Amy Coney Barrett's Unexpected Questions About Student Loan Forgiveness

A Trump-appointed justice on the U.S. Supreme Court was unexpectedly critical in questioning in a case seeking to overturn President Joe Biden's efforts to cancel student loan debt, legal observers said.

On Tuesday, the court took up two cases—Biden v. Nebraska and Department of Education v. Brown—led by six Republican-led states seeking to block the Biden administration's plans to cancel up to $20,000 in student debt for federal borrowers. The President used his executive powers to make the move to appease some factions of the Democratic Party ahead of last year's midterm elections, as he may have struggled to get the plan through Congress.

The states involved in the cases have argued that the plan would have an adverse effect on their tax revenues and, in some cases, state-run student lending agencies like the Missouri Higher Education Loan Authority (MOHELA).

Now a key member of the court's conservative majority many believed would be sympathetic to the plaintiffs appeared, during Tuesday's initial hearing, critical of the agency's case. This has prompted some observers to suggest the nine-person panel could end up voting in favor of Biden's initiative.

While some seemed supportive of the plaintiffs' case in their lines of questioning, conservative Justice Amy Coney Barrett, like her liberal colleagues, appeared to focus more on lines around the federal government's arguments that an agency like MOHELA was a separate entity from the state and therefore stood more at risk of losing revenue than the state.

U.S. Supreme Court Justices Amy Coney Barrett, Brett Kavanaugh and Clarence Thomas. On Tuesday, the court took up a pair of cases led by six Republican-led states seeking to block the Biden administration's plans to cancel up to $20,000 in student debt for federal borrowers. Alex Wong/Win McNamee/Getty Images/Newsweek Photo Illustration

Such an argument, if successful, would present a significant blow to the states' efforts to overturn the program.

MOHELA has tried to separate itself from the case, while government attorneys pushing the case have insisted the authority's problems are, in essence, Missouri's problem. Without the ability to prove that, the case could be thrown out on standing.

"If MOHELA is an arm of the state, why didn't you just strong-arm MOHELA?" Barrett asked the state's attorneys during Tuesday's arguments.

Newsweek reached out to MOHELA for comment.

The question was a surprising rebuke of the policies of the Trump administration which, prior to Biden's inauguration, issued a memo concluding that the Department of Education lacked authority to cancel student loan debt. While that never happened, the memo sought to throw a bureaucratic road block in Biden's way and established a Republican position of opposition ahead of the Biden presidency.

There have been other surprises in the case. Some observers noted that conservative Justice Clarence Thomas once mused about the "crushing" weight of his student debt in his 2007 memoir, saying that a fellow student recommended he declare bankruptcy.

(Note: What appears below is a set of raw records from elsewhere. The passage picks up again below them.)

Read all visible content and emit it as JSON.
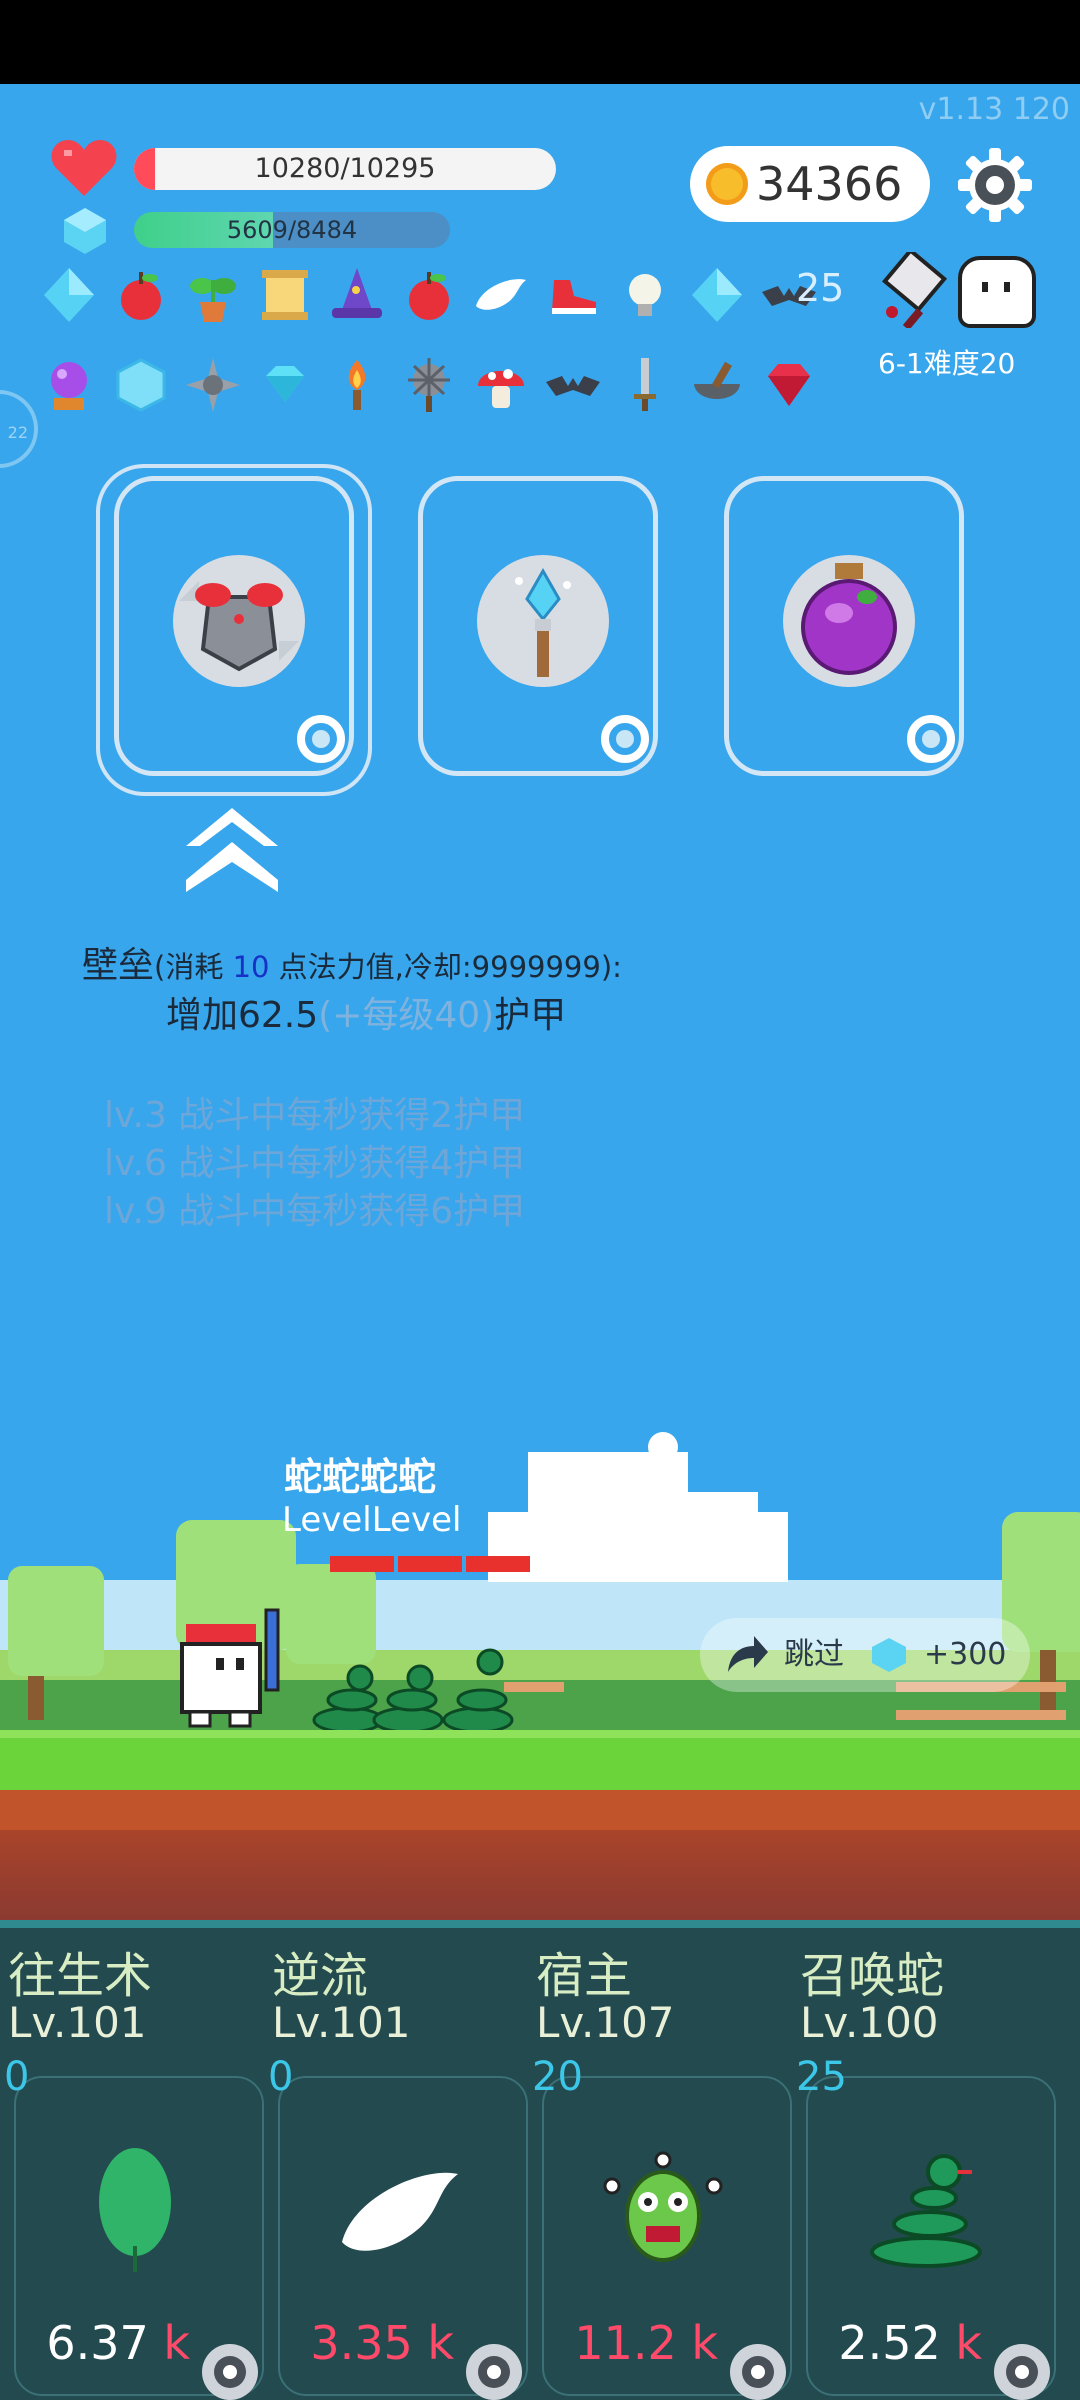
{
  "version": "v1.13 120",
  "hp": {
    "current": 10280,
    "max": 10295,
    "text": "10280/10295",
    "fill_fraction": 0.05
  },
  "mp": {
    "current": 5609,
    "max": 8484,
    "text": "5609/8484",
    "fill_fraction": 0.44
  },
  "coins": "34366",
  "settings_icon": "gear-icon",
  "inventory_row1": [
    "diamond",
    "apple",
    "plant-pot",
    "scroll",
    "wizard-hat",
    "apple",
    "wing",
    "red-shoe",
    "light-bulb",
    "diamond",
    "bat"
  ],
  "inventory_row2": [
    "crystal-ball",
    "ice-cube",
    "spiked-mine",
    "small-diamond",
    "torch",
    "spiked-club",
    "mushroom",
    "bat",
    "sword",
    "mortar-pestle",
    "ruby"
  ],
  "item_count": "25",
  "stage": "6-1难度20",
  "side_tab": "22",
  "skill_cards": [
    {
      "name": "armor-skill",
      "icon": "armor-icon"
    },
    {
      "name": "ice-wand-skill",
      "icon": "wand-icon"
    },
    {
      "name": "poison-potion-skill",
      "icon": "potion-icon"
    }
  ],
  "description": {
    "title": "壁垒",
    "cost_prefix": "(消耗 ",
    "cost_value": "10",
    "cost_suffix": " 点法力值,冷却:9999999):",
    "effect_prefix": "增加62.5",
    "effect_grey": "(+每级40)",
    "effect_suffix": "护甲",
    "levels": [
      "lv.3 战斗中每秒获得2护甲",
      "lv.6 战斗中每秒获得4护甲",
      "lv.9 战斗中每秒获得6护甲"
    ]
  },
  "battle": {
    "enemy_name": "蛇蛇蛇蛇",
    "enemy_level": "LevelLevel",
    "skip_label": "跳过",
    "skip_reward": "+300"
  },
  "skills": [
    {
      "name": "往生术",
      "level": "Lv.101",
      "cost": "0",
      "price": "6.37",
      "unit": "k",
      "price_red": false,
      "icon": "leaf-icon"
    },
    {
      "name": "逆流",
      "level": "Lv.101",
      "cost": "0",
      "price": "3.35",
      "unit": "k",
      "price_red": true,
      "icon": "wing-icon"
    },
    {
      "name": "宿主",
      "level": "Lv.107",
      "cost": "20",
      "price": "11.2",
      "unit": "k",
      "price_red": true,
      "icon": "monster-icon"
    },
    {
      "name": "召唤蛇",
      "level": "Lv.100",
      "cost": "25",
      "price": "2.52",
      "unit": "k",
      "price_red": false,
      "icon": "snake-icon"
    }
  ],
  "colors": {
    "background": "#38a6ec",
    "panel": "#234a4f",
    "hp": "#ff4b5a",
    "mp": "#3fd08a",
    "grass": "#6bd43b"
  }
}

However, others appeared to keep focus on the body of the case: whether Biden was legally permitted to unilaterally cancel student debt without an act of Congress.

In their lawsuit, the states argued that Biden violated federal law when he used his executive power to skirt Congress' authority to implement the policy by using an obscure 2003 law called the Higher Education Relief Opportunities for Students Act, which was originally intended to relieve financial burdens on U.S. veterans amid the war in Iraq.

The administration's justification, the plaintiffs argued, disregards the act's original objectives to implement major policy decisions that they say should legally be in the hands of Congress.

At least one justice on the court seemed to agree.

"In the wake of Congress not authorizing the action, the executive nonetheless doing a massive new program seems problematic," Justice Brett Kavanaugh—like Barrett and Neil Gorsuch, a conservative Trump appointee—said during Tuesday's arguments.

Whether Barrett's defection—should it hold—is enough to overrule the votes of the rest of the six-member conservative majority on the court is, however, another question, some mused.

"It seems like Justice Barrett may well be a *fourth* vote to hold that neither the six red states nor the two private plaintiffs have standing to challenge the Biden student loan debt relief program," Steve Vladeck, a University of Texas law professor specializing in the federal courts, wrote on Twitter. "The multi-billion dollar question is whether there's a fifth. I'm skeptical."

Update 03/01/2023: This story has been updated to provide greater context.